VN businesses need to learn how to deal with anti-dumping lawsuits: experts
Vietnam's products have been facing many anti-dumping lawsuits
At least 99 percent of the lawsuits were filed by manufacturers in importing countries.
To date, Vietnam has been the defendant in 78 anti-dumping lawsuits, 12 anti-countervailing cases and 17 anti-dumping duty avoidance cases.
The report released at a workshop on trade remedies held by the Vietnam Chamber of Commerce and Industry (VCCI) in late June 2018 showed that of 78 anti-dumping investigation cases, 20 percent were raised by the US. Regarding anti-countervailing lawsuits, half of the cases were also raised in the US. The other plaintiffs were India, Turkey, Australia and the EU.
Thirty-seven out of 78 anti-dumping and three-fourths of anti-countervailing lawsuits were related to steel products.
The other products that also coped with many anti-dumping lawsuits were yarn and weaving. Vietnam exports some kinds of yarn products which it does not use when making garment exports.
The products are mostly exported to Turkey and India, two markets that filed most of the anti-dumping and anti-subsidy lawsuits. Of the 78 anti-dumping cases, only four were related to farm and seafood products.
Chinese products were levied anti-dumping duties, but import countries doubted that Chinese products were brought to Vietnam before they are shipped to import countries in an attempt to avoid duties.
As for the anti-dumping duty avoidance lawsuits, Nguyen Thi Thu Trang from VCCI said 16 out of 17 cases originated from China.
This means that Chinese products were levied anti-dumping duties, but import countries doubted that Chinese products were brought to Vietnam before they are shipped to import countries in an attempt to avoid duties.
Chu Thang Trung, deputy head of the Trade Remedies Department, commented that the appeal lodged by several branches and enterprises was ineffective because of the lack of experience to deal with foreign rivals.
This is attributed to the enterprises’ limited knowledge about trade remedies, the lack of experience in appeals, the absence of strategy and professionalism, and lack of strong determination.
The problem lies in Vietnam’s enterprises’ weak financial capability, while the cost of appeals is very high.
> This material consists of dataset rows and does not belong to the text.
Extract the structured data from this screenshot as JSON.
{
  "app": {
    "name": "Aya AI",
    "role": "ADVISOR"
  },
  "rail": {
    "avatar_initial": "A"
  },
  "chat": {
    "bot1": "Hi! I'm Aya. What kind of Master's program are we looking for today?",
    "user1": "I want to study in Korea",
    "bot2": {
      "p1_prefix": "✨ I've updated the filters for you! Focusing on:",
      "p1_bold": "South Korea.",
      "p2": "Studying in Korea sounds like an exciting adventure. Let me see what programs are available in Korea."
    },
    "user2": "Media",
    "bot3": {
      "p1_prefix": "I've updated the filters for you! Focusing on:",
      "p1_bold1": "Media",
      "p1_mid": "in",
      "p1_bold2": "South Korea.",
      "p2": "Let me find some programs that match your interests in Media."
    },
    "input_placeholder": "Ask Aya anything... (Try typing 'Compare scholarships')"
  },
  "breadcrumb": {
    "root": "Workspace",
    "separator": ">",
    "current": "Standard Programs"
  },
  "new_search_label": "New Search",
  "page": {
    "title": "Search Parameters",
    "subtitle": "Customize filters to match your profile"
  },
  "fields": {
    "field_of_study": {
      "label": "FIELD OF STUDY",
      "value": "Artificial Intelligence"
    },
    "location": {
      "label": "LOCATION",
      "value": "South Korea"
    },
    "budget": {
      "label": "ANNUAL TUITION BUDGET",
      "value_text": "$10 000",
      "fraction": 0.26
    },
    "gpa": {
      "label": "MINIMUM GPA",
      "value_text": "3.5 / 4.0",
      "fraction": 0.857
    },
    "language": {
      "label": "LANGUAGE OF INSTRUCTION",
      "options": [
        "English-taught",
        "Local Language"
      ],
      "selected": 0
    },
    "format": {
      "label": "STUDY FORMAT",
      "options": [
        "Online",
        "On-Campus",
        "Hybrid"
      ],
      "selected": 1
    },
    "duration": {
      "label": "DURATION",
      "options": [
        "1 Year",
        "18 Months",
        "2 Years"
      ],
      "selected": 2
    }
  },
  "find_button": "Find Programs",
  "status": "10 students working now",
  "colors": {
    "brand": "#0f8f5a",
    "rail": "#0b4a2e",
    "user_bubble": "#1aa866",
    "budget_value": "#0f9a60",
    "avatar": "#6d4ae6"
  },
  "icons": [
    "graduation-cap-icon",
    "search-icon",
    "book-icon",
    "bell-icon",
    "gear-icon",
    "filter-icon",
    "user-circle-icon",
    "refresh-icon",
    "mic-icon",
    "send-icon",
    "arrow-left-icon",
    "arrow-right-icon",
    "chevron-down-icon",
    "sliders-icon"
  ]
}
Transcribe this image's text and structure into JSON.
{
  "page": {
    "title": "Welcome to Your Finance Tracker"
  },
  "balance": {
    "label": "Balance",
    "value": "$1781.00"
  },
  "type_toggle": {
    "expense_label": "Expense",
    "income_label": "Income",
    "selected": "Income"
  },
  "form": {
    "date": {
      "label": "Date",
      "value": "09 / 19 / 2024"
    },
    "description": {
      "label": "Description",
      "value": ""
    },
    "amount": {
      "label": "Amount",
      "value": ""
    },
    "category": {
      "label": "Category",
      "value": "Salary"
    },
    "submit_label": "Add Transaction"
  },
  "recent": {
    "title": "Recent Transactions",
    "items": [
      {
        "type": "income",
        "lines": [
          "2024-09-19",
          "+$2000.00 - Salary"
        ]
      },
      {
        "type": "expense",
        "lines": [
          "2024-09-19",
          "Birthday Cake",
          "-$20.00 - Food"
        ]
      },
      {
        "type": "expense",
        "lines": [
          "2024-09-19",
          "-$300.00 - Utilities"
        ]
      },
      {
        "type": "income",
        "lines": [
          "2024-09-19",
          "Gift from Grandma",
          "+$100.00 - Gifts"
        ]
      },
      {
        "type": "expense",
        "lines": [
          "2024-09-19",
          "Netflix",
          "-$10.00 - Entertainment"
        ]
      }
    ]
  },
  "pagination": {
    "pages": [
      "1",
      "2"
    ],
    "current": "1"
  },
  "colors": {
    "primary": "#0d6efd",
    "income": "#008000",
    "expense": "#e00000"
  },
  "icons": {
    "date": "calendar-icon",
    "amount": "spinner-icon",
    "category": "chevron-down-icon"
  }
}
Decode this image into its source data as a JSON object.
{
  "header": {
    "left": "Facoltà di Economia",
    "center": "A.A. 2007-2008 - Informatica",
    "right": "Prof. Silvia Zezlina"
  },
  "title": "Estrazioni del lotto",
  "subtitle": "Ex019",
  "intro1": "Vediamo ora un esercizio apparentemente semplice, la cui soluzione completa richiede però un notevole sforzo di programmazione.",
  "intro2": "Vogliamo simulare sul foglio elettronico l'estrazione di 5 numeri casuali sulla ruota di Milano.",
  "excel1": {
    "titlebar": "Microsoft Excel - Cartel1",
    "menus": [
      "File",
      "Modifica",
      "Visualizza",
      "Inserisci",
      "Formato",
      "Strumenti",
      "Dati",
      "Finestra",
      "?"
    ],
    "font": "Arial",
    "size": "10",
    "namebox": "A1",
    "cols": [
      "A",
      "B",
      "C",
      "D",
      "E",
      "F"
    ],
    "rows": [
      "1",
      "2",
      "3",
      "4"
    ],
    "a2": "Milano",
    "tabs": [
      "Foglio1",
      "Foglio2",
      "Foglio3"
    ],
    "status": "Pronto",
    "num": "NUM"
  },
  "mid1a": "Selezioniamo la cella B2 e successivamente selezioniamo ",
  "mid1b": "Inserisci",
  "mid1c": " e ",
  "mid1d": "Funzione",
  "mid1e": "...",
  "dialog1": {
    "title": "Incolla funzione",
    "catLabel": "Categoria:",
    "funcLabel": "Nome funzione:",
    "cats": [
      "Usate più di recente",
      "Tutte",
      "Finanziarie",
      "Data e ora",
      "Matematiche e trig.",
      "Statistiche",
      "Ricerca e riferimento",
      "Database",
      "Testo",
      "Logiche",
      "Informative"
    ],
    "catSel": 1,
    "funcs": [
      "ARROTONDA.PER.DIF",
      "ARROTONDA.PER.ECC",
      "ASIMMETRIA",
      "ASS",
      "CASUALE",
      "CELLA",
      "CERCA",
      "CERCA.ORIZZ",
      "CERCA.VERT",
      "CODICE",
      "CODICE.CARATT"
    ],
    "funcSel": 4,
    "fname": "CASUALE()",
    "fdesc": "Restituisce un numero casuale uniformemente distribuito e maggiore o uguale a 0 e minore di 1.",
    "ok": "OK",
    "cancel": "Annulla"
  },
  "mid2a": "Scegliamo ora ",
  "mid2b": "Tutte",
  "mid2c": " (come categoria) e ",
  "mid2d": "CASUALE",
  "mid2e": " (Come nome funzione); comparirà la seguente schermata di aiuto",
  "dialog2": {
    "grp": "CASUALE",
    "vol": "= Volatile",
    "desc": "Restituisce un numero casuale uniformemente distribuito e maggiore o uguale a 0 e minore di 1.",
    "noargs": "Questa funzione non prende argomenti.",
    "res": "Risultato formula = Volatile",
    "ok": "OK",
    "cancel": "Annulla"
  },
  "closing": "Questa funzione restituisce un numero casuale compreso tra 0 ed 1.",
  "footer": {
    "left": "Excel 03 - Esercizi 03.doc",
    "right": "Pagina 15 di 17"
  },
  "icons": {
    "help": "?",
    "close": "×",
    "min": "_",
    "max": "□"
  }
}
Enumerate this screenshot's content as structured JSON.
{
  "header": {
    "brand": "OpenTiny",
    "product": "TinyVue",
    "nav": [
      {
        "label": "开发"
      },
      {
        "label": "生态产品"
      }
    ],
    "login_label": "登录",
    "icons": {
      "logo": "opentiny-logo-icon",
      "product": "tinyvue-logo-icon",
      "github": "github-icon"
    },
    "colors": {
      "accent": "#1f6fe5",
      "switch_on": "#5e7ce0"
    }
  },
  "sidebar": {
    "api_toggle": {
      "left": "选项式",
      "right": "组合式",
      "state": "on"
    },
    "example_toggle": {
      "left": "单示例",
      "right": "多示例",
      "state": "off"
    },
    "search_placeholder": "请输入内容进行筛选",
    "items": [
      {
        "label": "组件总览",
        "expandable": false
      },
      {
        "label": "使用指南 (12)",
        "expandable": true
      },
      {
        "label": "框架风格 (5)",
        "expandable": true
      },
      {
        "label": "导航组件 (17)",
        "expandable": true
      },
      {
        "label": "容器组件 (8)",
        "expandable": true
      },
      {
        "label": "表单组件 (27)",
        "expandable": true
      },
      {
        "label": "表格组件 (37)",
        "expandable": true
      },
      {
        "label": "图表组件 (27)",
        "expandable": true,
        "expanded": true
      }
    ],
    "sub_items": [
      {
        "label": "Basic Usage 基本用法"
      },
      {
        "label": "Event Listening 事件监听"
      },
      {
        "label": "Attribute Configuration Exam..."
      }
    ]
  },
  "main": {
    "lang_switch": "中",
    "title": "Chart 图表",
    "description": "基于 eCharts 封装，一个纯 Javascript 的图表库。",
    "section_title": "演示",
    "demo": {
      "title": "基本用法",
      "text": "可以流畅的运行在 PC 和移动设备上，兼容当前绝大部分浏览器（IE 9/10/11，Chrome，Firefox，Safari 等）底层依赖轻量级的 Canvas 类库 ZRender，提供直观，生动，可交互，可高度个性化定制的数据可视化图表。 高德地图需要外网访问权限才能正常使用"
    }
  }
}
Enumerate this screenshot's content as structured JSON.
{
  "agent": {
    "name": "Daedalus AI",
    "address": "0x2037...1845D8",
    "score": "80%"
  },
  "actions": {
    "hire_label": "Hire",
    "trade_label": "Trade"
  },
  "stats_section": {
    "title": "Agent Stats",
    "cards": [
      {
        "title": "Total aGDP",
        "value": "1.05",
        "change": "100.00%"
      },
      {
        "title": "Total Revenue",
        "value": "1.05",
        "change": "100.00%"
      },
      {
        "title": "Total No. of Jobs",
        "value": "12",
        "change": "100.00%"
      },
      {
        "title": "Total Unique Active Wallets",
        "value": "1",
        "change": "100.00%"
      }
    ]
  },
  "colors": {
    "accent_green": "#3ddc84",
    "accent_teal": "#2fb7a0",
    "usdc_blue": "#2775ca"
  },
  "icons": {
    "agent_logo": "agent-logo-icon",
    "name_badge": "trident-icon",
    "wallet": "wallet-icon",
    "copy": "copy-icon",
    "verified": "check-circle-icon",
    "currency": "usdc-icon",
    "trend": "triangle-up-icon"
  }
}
In most cases, enterprises need to hire experienced lawyers from the countries initiating the investigations.
Trung warned that the number of anti-dumping and anti-subsidy lawsuits is on the rise because import countries tend to install technical barriers to restrict imports when the tariffs have been cut in accordance with FTAs.
He said Vietnamese enterprises need to protect themselves by equipping with basic knowledge about the laws.
He also urged enterprises to diversify export markets, seek new markets, diversify products and avoid the overly hot development in exports of some certain products to some certain markets.
Trang of VCCI also thinks that Vietnamese enterprises need to prepare themselves for lawsuits as soon as possible, because anti-dumping lawsuits only last for short time, while technical requirements are very complicated.